● **Exercise prompt**
Reproduce all the data exactly, without pictures.

(Component data from apps and pages)
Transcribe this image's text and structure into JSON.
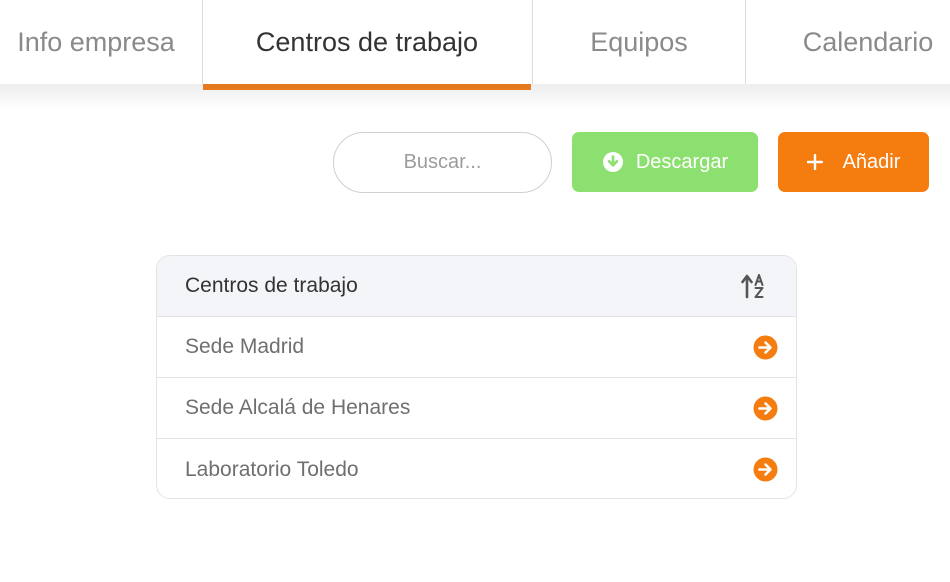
{
  "tabs": [
    {
      "label": "Info empresa",
      "active": false
    },
    {
      "label": "Centros de trabajo",
      "active": true
    },
    {
      "label": "Equipos",
      "active": false
    },
    {
      "label": "Calendario",
      "active": false
    }
  ],
  "toolbar": {
    "search_placeholder": "Buscar...",
    "download_label": "Descargar",
    "add_label": "Añadir"
  },
  "table": {
    "header": "Centros de trabajo",
    "sort_icon": "sort-alpha-asc-icon",
    "rows": [
      {
        "label": "Sede Madrid"
      },
      {
        "label": "Sede Alcalá de Henares"
      },
      {
        "label": "Laboratorio Toledo"
      }
    ]
  },
  "colors": {
    "accent_orange": "#f57c0f",
    "download_green": "#8ce070",
    "tab_underline": "#f58220"
  }
}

● **Worked solution**
Transcribe this image's text and structure into JSON.
{
  "tabs": [
    {
      "label": "Info empresa",
      "active": false
    },
    {
      "label": "Centros de trabajo",
      "active": true
    },
    {
      "label": "Equipos",
      "active": false
    },
    {
      "label": "Calendario",
      "active": false
    }
  ],
  "toolbar": {
    "search_placeholder": "Buscar...",
    "download_label": "Descargar",
    "add_label": "Añadir"
  },
  "table": {
    "header": "Centros de trabajo",
    "sort_icon": "sort-alpha-asc-icon",
    "rows": [
      {
        "label": "Sede Madrid"
      },
      {
        "label": "Sede Alcalá de Henares"
      },
      {
        "label": "Laboratorio Toledo"
      }
    ]
  },
  "colors": {
    "accent_orange": "#f57c0f",
    "download_green": "#8ce070",
    "tab_underline": "#f58220"
  }
}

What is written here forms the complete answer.